* _RECORD EXTRACTS_
────────────────

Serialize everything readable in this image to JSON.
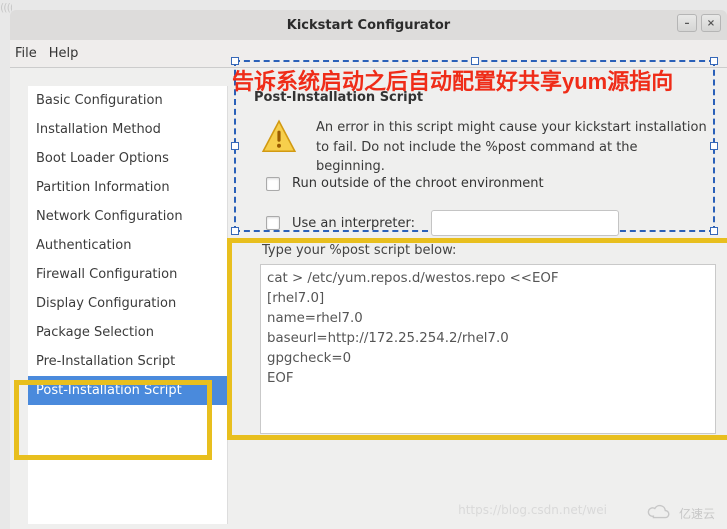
{
  "window": {
    "title": "Kickstart Configurator"
  },
  "menubar": {
    "file": "File",
    "help": "Help"
  },
  "sidebar": {
    "items": [
      "Basic Configuration",
      "Installation Method",
      "Boot Loader Options",
      "Partition Information",
      "Network Configuration",
      "Authentication",
      "Firewall Configuration",
      "Display Configuration",
      "Package Selection",
      "Pre-Installation Script",
      "Post-Installation Script"
    ],
    "selected_index": 10
  },
  "annotation": "告诉系统启动之后自动配置好共享yum源指向",
  "panel": {
    "heading": "Post-Installation Script",
    "warning": "An error in this script might cause your kickstart installation to fail. Do not include the %post command at the beginning.",
    "opt_chroot": "Run outside of the chroot environment",
    "opt_interp": "Use an interpreter:",
    "interp_value": "",
    "script_label": "Type your %post script below:",
    "script": "cat > /etc/yum.repos.d/westos.repo <<EOF\n[rhel7.0]\nname=rhel7.0\nbaseurl=http://172.25.254.2/rhel7.0\ngpgcheck=0\nEOF"
  },
  "watermark": {
    "url": "https://blog.csdn.net/wei",
    "brand": "亿速云"
  }
}
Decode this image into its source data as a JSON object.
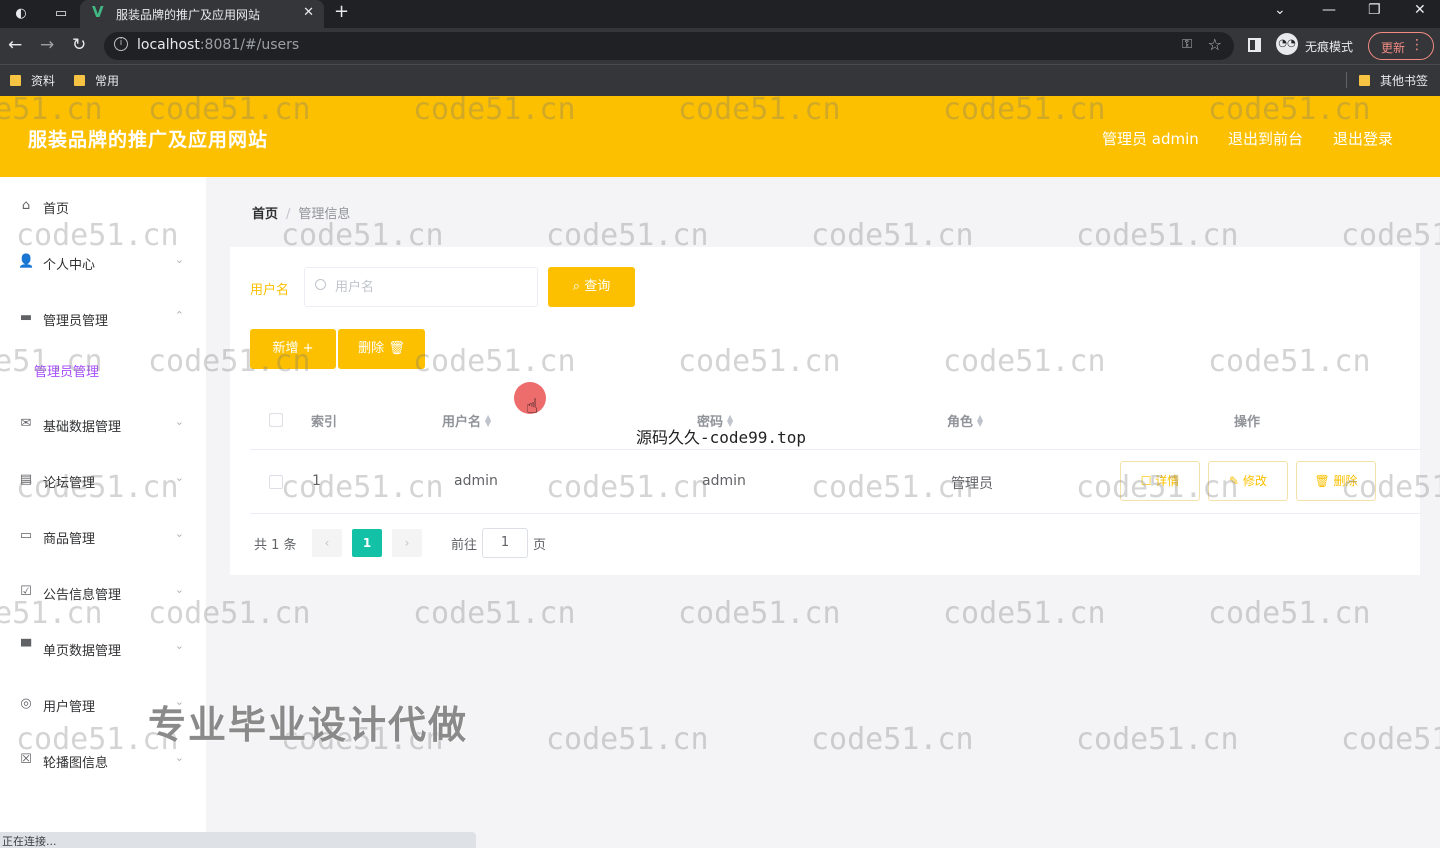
{
  "browser": {
    "tab_title": "服装品牌的推广及应用网站",
    "tab_favicon": "V",
    "url_host": "localhost",
    "url_rest": ":8081/#/users",
    "incognito_label": "无痕模式",
    "update_label": "更新",
    "bookmarks": [
      "资料",
      "常用"
    ],
    "other_bookmarks": "其他书签",
    "status_text": "正在连接..."
  },
  "header": {
    "title": "服装品牌的推广及应用网站",
    "user_label": "管理员 admin",
    "front_link": "退出到前台",
    "logout_link": "退出登录",
    "color": "#fcc000"
  },
  "sidebar": {
    "items": [
      {
        "label": "首页",
        "icon": "home-icon"
      },
      {
        "label": "个人中心",
        "icon": "user-icon"
      },
      {
        "label": "管理员管理",
        "icon": "admin-icon"
      },
      {
        "label": "基础数据管理",
        "icon": "mail-icon"
      },
      {
        "label": "论坛管理",
        "icon": "doc-icon"
      },
      {
        "label": "商品管理",
        "icon": "chat-icon"
      },
      {
        "label": "公告信息管理",
        "icon": "check-icon"
      },
      {
        "label": "单页数据管理",
        "icon": "monitor-icon"
      },
      {
        "label": "用户管理",
        "icon": "globe-icon"
      },
      {
        "label": "轮播图信息",
        "icon": "image-icon"
      }
    ],
    "active_sub": "管理员管理",
    "active_color": "#a64dff"
  },
  "breadcrumb": {
    "home": "首页",
    "sep": "/",
    "current": "管理信息"
  },
  "search": {
    "label": "用户名",
    "placeholder": "用户名",
    "value": "",
    "button": "查询"
  },
  "actions": {
    "add": "新增",
    "delete": "删除"
  },
  "table": {
    "columns": [
      "索引",
      "用户名",
      "密码",
      "角色",
      "操作"
    ],
    "rows": [
      {
        "index": "1",
        "username": "admin",
        "password": "admin",
        "role": "管理员"
      }
    ],
    "row_ops": [
      "详情",
      "修改",
      "删除"
    ]
  },
  "pagination": {
    "total": "共 1 条",
    "prev": "‹",
    "current": "1",
    "next": "›",
    "goto_label": "前往",
    "goto_value": "1",
    "unit": "页"
  },
  "overlays": {
    "watermark": "code51.cn",
    "code99": "源码久久-code99.top",
    "ad": "专业毕业设计代做"
  }
}
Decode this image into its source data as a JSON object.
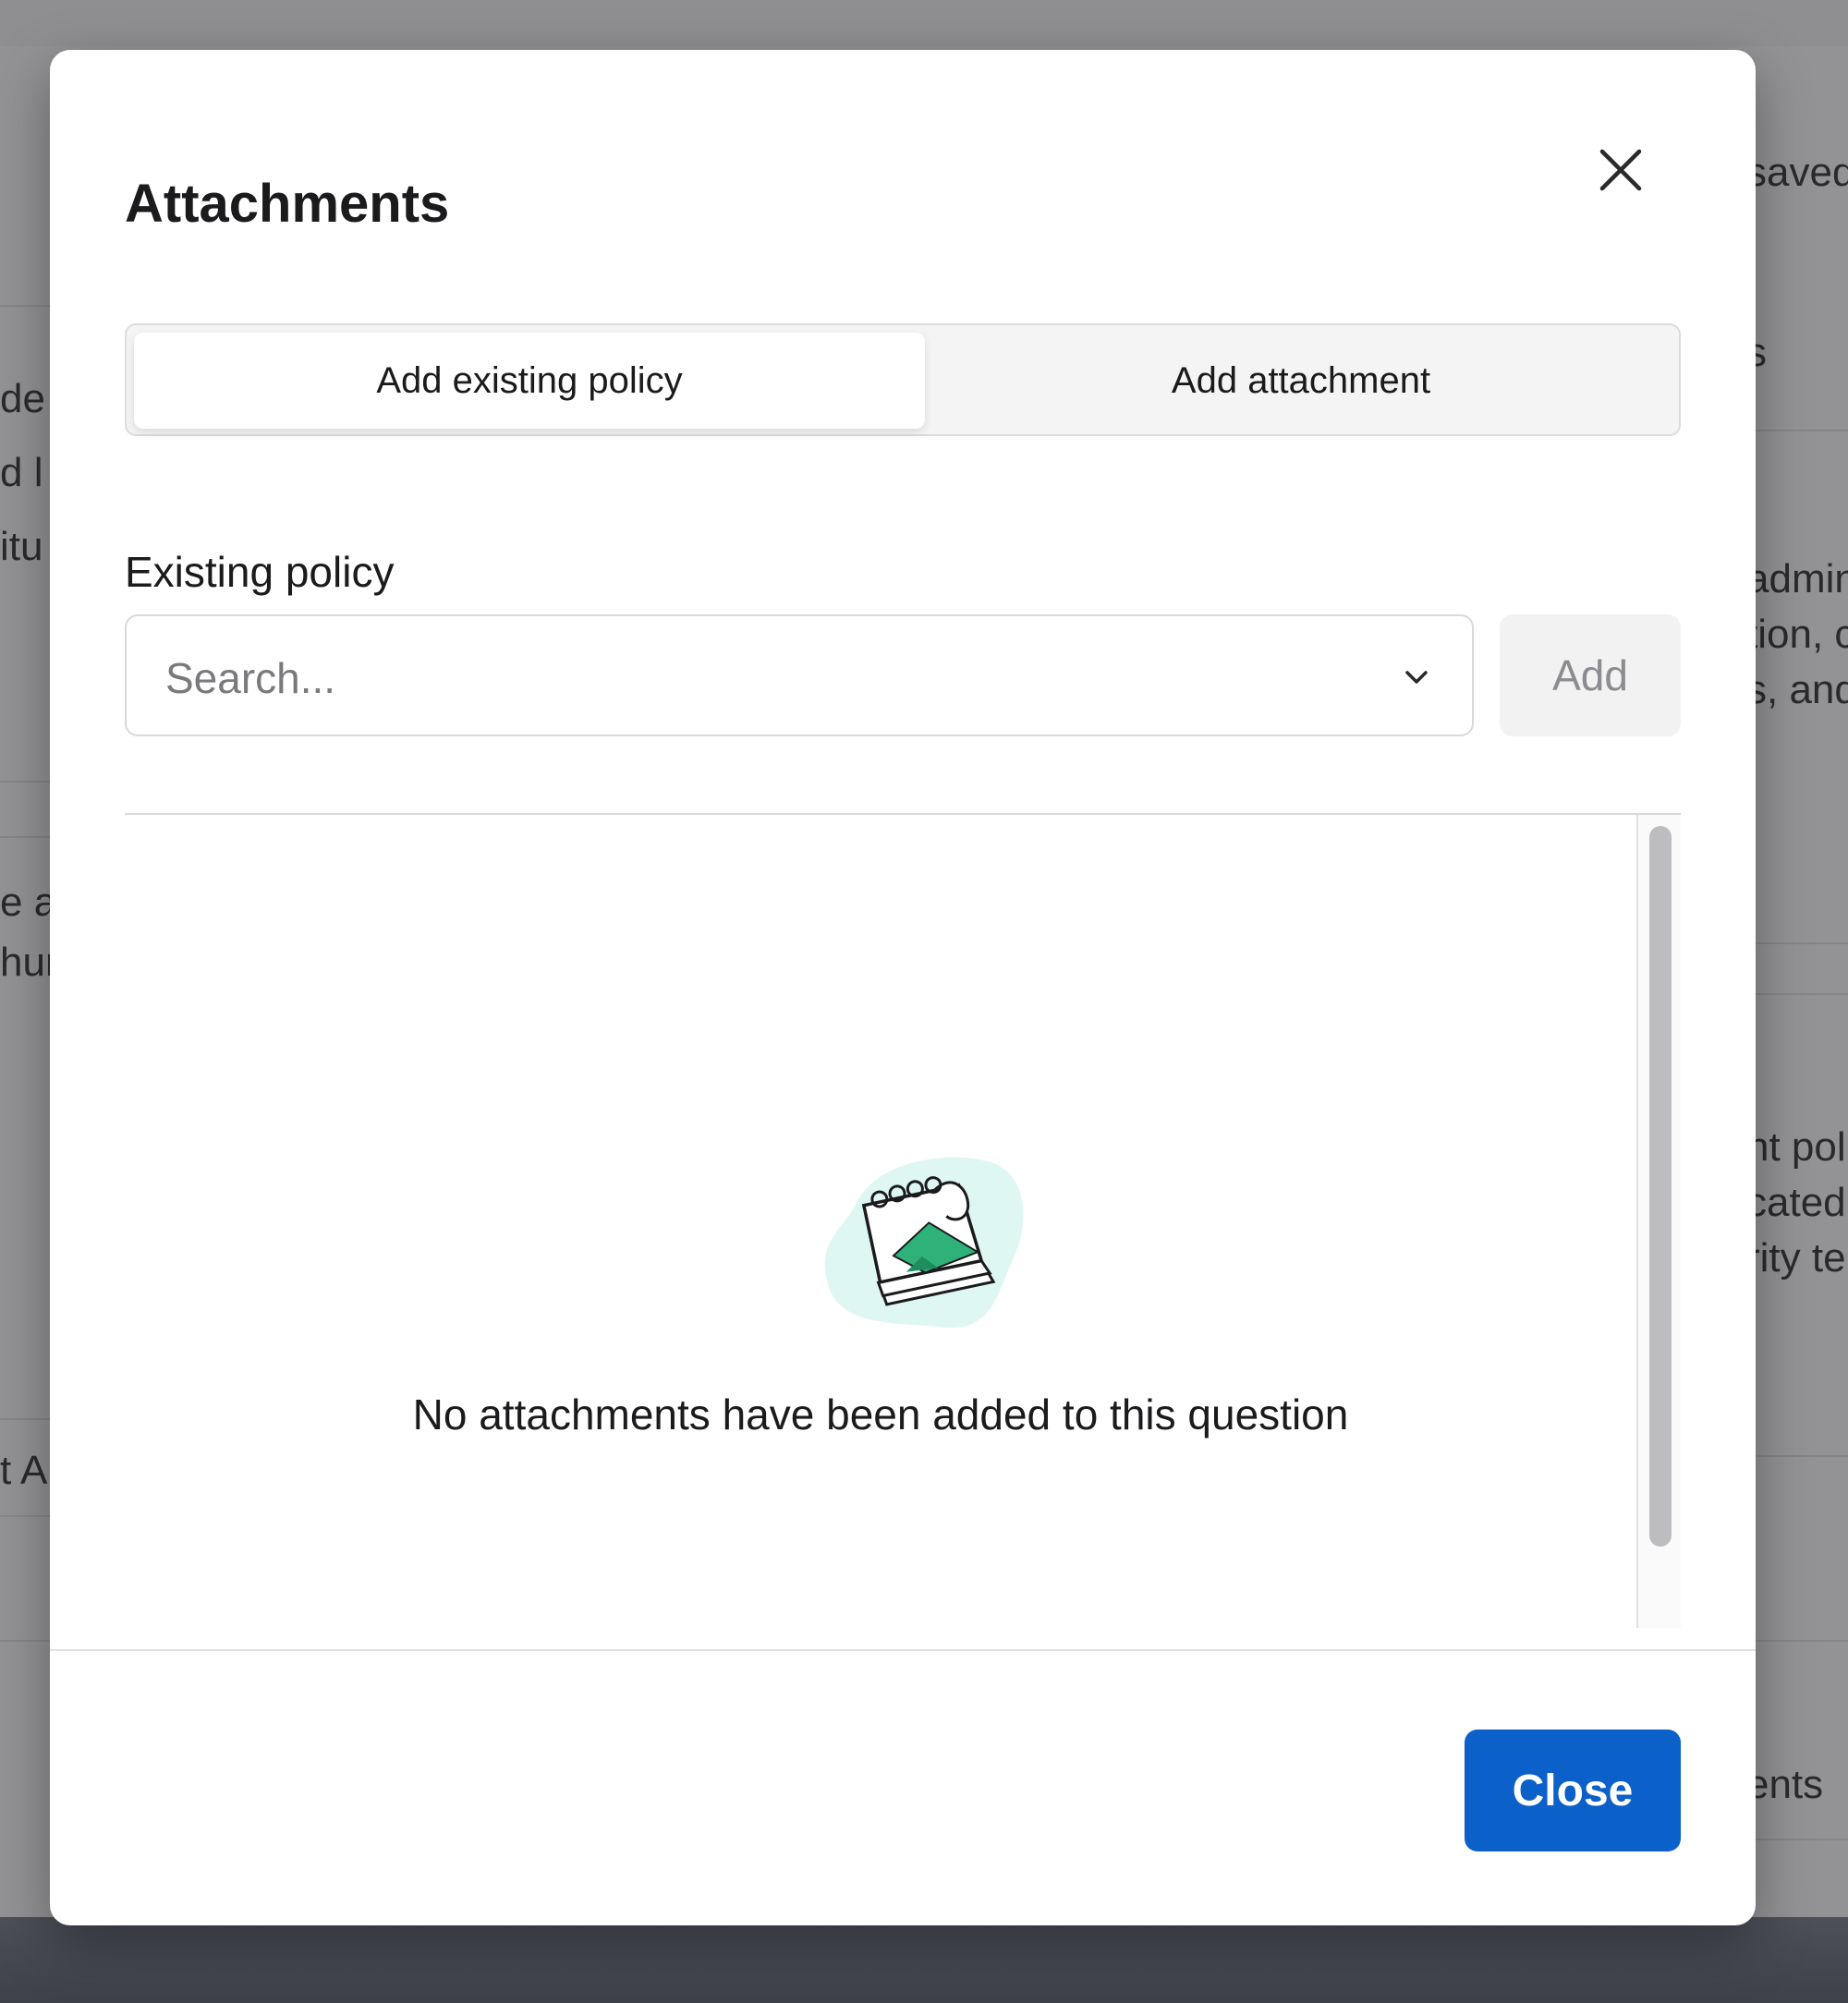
{
  "modal": {
    "title": "Attachments",
    "close_icon": "close-icon",
    "tabs": [
      {
        "label": "Add existing policy",
        "active": true
      },
      {
        "label": "Add attachment",
        "active": false
      }
    ],
    "field_label": "Existing policy",
    "search": {
      "placeholder": "Search...",
      "icon": "chevron-down-icon"
    },
    "add_button": "Add",
    "empty_state": {
      "icon": "notepad-illustration",
      "message": "No attachments have been added to this question"
    },
    "close_button": "Close"
  },
  "background": {
    "fragments": [
      "saved",
      "s",
      "de",
      "d l",
      "itu",
      "admin",
      "tion, c",
      "s, and",
      "e a",
      "hur",
      "nt pol",
      "cated",
      "rity te",
      "t A",
      "ents"
    ]
  },
  "colors": {
    "primary": "#0b60c9",
    "illustration_green": "#2fb27a",
    "illustration_bg": "#dff7f3"
  }
}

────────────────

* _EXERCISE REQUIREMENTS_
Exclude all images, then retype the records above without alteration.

* _TASK SOLUTION_
Serialize everything readable in this image to JSON.
{
  "window": {
    "title": "Kickstart Configurator"
  },
  "menubar": {
    "file": "File",
    "help": "Help"
  },
  "sidebar": {
    "items": [
      "Basic Configuration",
      "Installation Method",
      "Boot Loader Options",
      "Partition Information",
      "Network Configuration",
      "Authentication",
      "Firewall Configuration",
      "Display Configuration",
      "Package Selection",
      "Pre-Installation Script",
      "Post-Installation Script"
    ],
    "selected_index": 10
  },
  "annotation": "告诉系统启动之后自动配置好共享yum源指向",
  "panel": {
    "heading": "Post-Installation Script",
    "warning": "An error in this script might cause your kickstart installation to fail. Do not include the %post command at the beginning.",
    "opt_chroot": "Run outside of the chroot environment",
    "opt_interp": "Use an interpreter:",
    "interp_value": "",
    "script_label": "Type your %post script below:",
    "script": "cat > /etc/yum.repos.d/westos.repo <<EOF\n[rhel7.0]\nname=rhel7.0\nbaseurl=http://172.25.254.2/rhel7.0\ngpgcheck=0\nEOF"
  },
  "watermark": {
    "url": "https://blog.csdn.net/wei",
    "brand": "亿速云"
  }
}
Decode this image into its source data as a JSON object.
{
  "browser": {
    "tab_title": "服装品牌的推广及应用网站",
    "tab_favicon": "V",
    "url_host": "localhost",
    "url_rest": ":8081/#/users",
    "incognito_label": "无痕模式",
    "update_label": "更新",
    "bookmarks": [
      "资料",
      "常用"
    ],
    "other_bookmarks": "其他书签",
    "status_text": "正在连接..."
  },
  "header": {
    "title": "服装品牌的推广及应用网站",
    "user_label": "管理员 admin",
    "front_link": "退出到前台",
    "logout_link": "退出登录",
    "color": "#fcc000"
  },
  "sidebar": {
    "items": [
      {
        "label": "首页",
        "icon": "home-icon"
      },
      {
        "label": "个人中心",
        "icon": "user-icon"
      },
      {
        "label": "管理员管理",
        "icon": "admin-icon"
      },
      {
        "label": "基础数据管理",
        "icon": "mail-icon"
      },
      {
        "label": "论坛管理",
        "icon": "doc-icon"
      },
      {
        "label": "商品管理",
        "icon": "chat-icon"
      },
      {
        "label": "公告信息管理",
        "icon": "check-icon"
      },
      {
        "label": "单页数据管理",
        "icon": "monitor-icon"
      },
      {
        "label": "用户管理",
        "icon": "globe-icon"
      },
      {
        "label": "轮播图信息",
        "icon": "image-icon"
      }
    ],
    "active_sub": "管理员管理",
    "active_color": "#a64dff"
  },
  "breadcrumb": {
    "home": "首页",
    "sep": "/",
    "current": "管理信息"
  },
  "search": {
    "label": "用户名",
    "placeholder": "用户名",
    "value": "",
    "button": "查询"
  },
  "actions": {
    "add": "新增",
    "delete": "删除"
  },
  "table": {
    "columns": [
      "索引",
      "用户名",
      "密码",
      "角色",
      "操作"
    ],
    "rows": [
      {
        "index": "1",
        "username": "admin",
        "password": "admin",
        "role": "管理员"
      }
    ],
    "row_ops": [
      "详情",
      "修改",
      "删除"
    ]
  },
  "pagination": {
    "total": "共 1 条",
    "prev": "‹",
    "current": "1",
    "next": "›",
    "goto_label": "前往",
    "goto_value": "1",
    "unit": "页"
  },
  "overlays": {
    "watermark": "code51.cn",
    "code99": "源码久久-code99.top",
    "ad": "专业毕业设计代做"
  }
}
Decode this image into its source data as a JSON object.
{
  "modal": {
    "title": "Attachments",
    "close_icon": "close-icon",
    "tabs": [
      {
        "label": "Add existing policy",
        "active": true
      },
      {
        "label": "Add attachment",
        "active": false
      }
    ],
    "field_label": "Existing policy",
    "search": {
      "placeholder": "Search...",
      "icon": "chevron-down-icon"
    },
    "add_button": "Add",
    "empty_state": {
      "icon": "notepad-illustration",
      "message": "No attachments have been added to this question"
    },
    "close_button": "Close"
  },
  "background": {
    "fragments": [
      "saved",
      "s",
      "de",
      "d l",
      "itu",
      "admin",
      "tion, c",
      "s, and",
      "e a",
      "hur",
      "nt pol",
      "cated",
      "rity te",
      "t A",
      "ents"
    ]
  },
  "colors": {
    "primary": "#0b60c9",
    "illustration_green": "#2fb27a",
    "illustration_bg": "#dff7f3"
  }
}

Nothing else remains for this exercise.